* **WHAT IS EXPECTED**
An exact copy of all the data below is needed, without its pictures.

* **RECORDS**

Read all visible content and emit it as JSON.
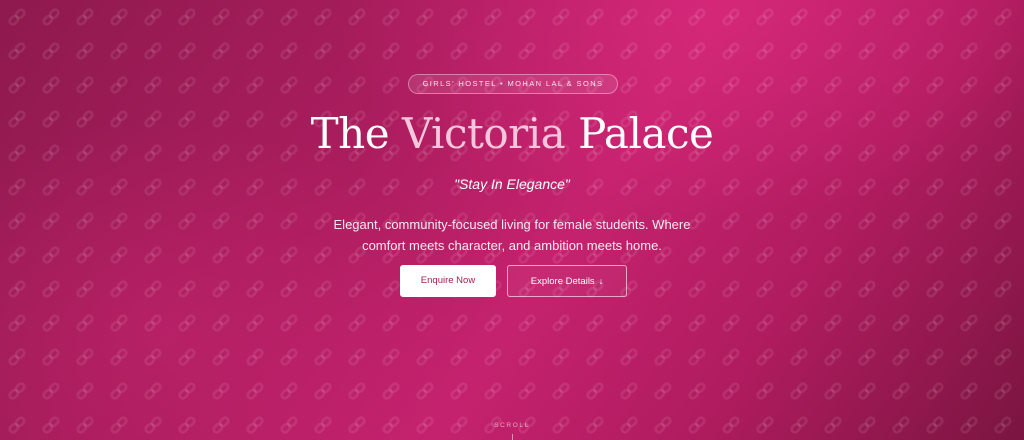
{
  "hero": {
    "badge": "GIRLS' HOSTEL • MOHAN LAL & SONS",
    "title_part1": "The",
    "title_accent": "Victoria",
    "title_part2": "Palace",
    "tagline": "\"Stay In Elegance\"",
    "description": "Elegant, community-focused living for female students. Where comfort meets character, and ambition meets home.",
    "primary_button": "Enquire Now",
    "secondary_button": "Explore Details",
    "secondary_button_icon": "↓",
    "scroll_label": "SCROLL"
  },
  "colors": {
    "background": "#b01c5f",
    "title_accent": "#f6c6dd",
    "primary_button_text": "#a3204f",
    "text": "#ffffff"
  },
  "icons": {
    "background_pattern": "link-chain-icon",
    "secondary_button": "arrow-down-icon"
  }
}
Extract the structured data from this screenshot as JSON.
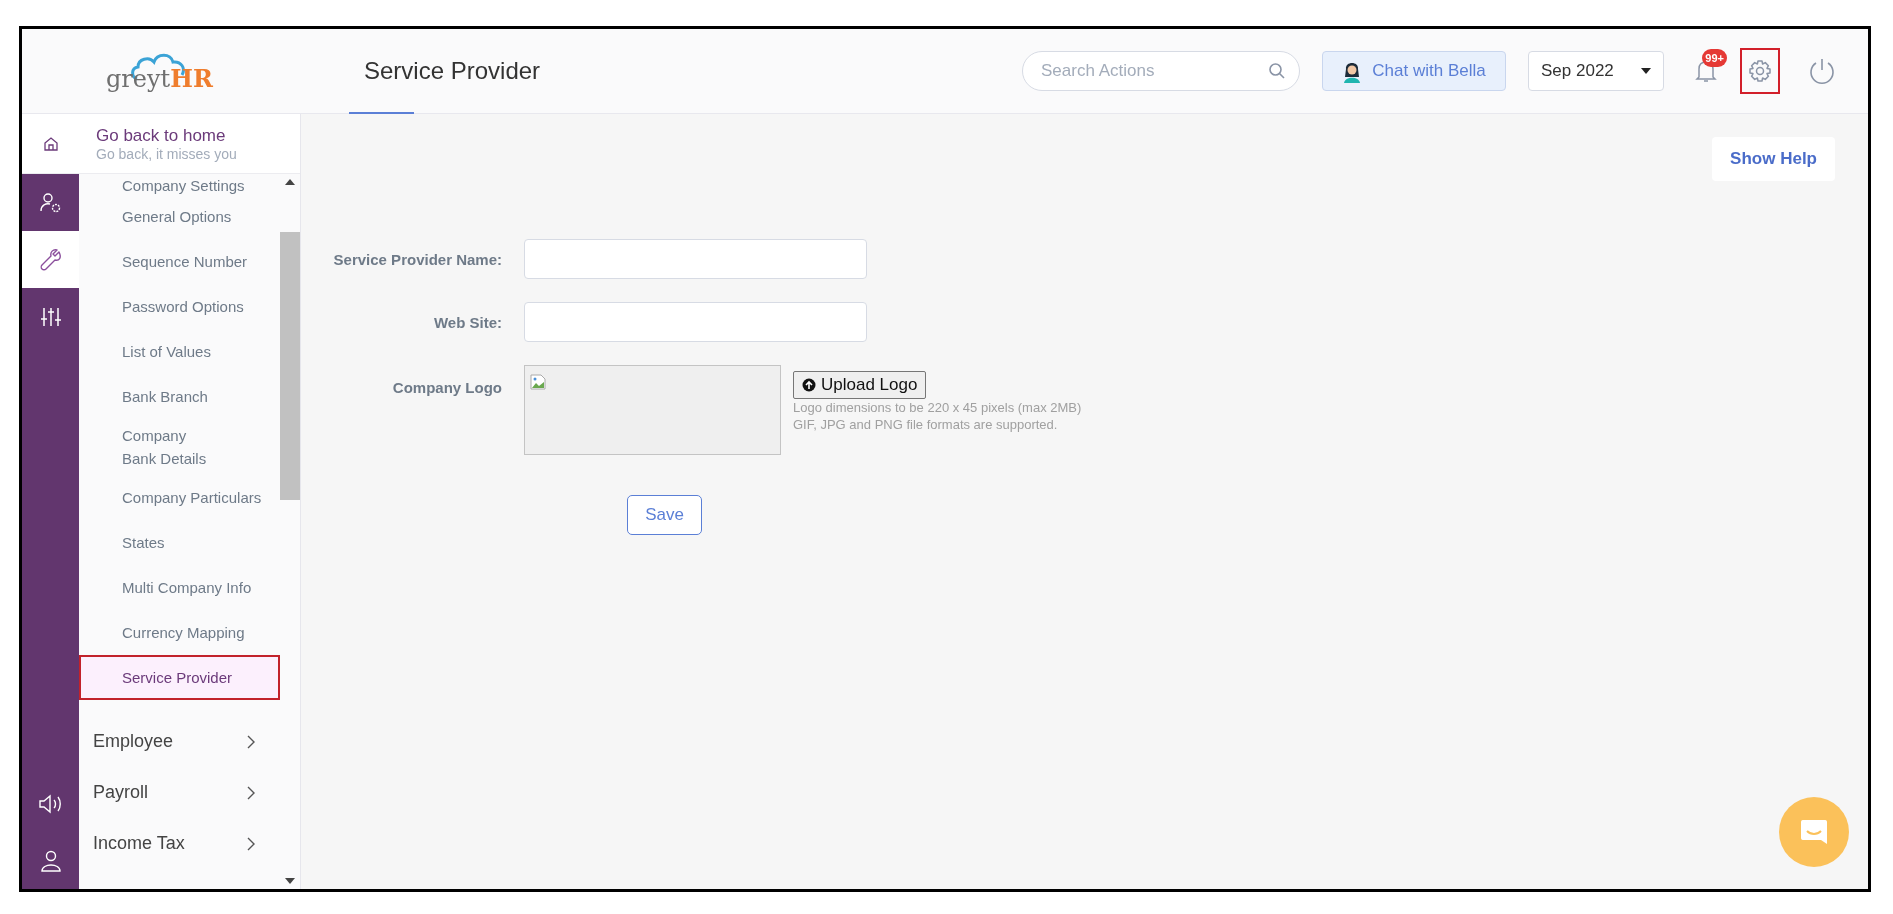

* **REPLY TO THE TASK**
Read all visible content and emit it as JSON.
{
  "hero": {
    "badge": "GIRLS' HOSTEL • MOHAN LAL & SONS",
    "title_part1": "The",
    "title_accent": "Victoria",
    "title_part2": "Palace",
    "tagline": "\"Stay In Elegance\"",
    "description": "Elegant, community-focused living for female students. Where comfort meets character, and ambition meets home.",
    "primary_button": "Enquire Now",
    "secondary_button": "Explore Details",
    "secondary_button_icon": "↓",
    "scroll_label": "SCROLL"
  },
  "colors": {
    "background": "#b01c5f",
    "title_accent": "#f6c6dd",
    "primary_button_text": "#a3204f",
    "text": "#ffffff"
  },
  "icons": {
    "background_pattern": "link-chain-icon",
    "secondary_button": "arrow-down-icon"
  }
}
Extract the structured data from this screenshot as JSON.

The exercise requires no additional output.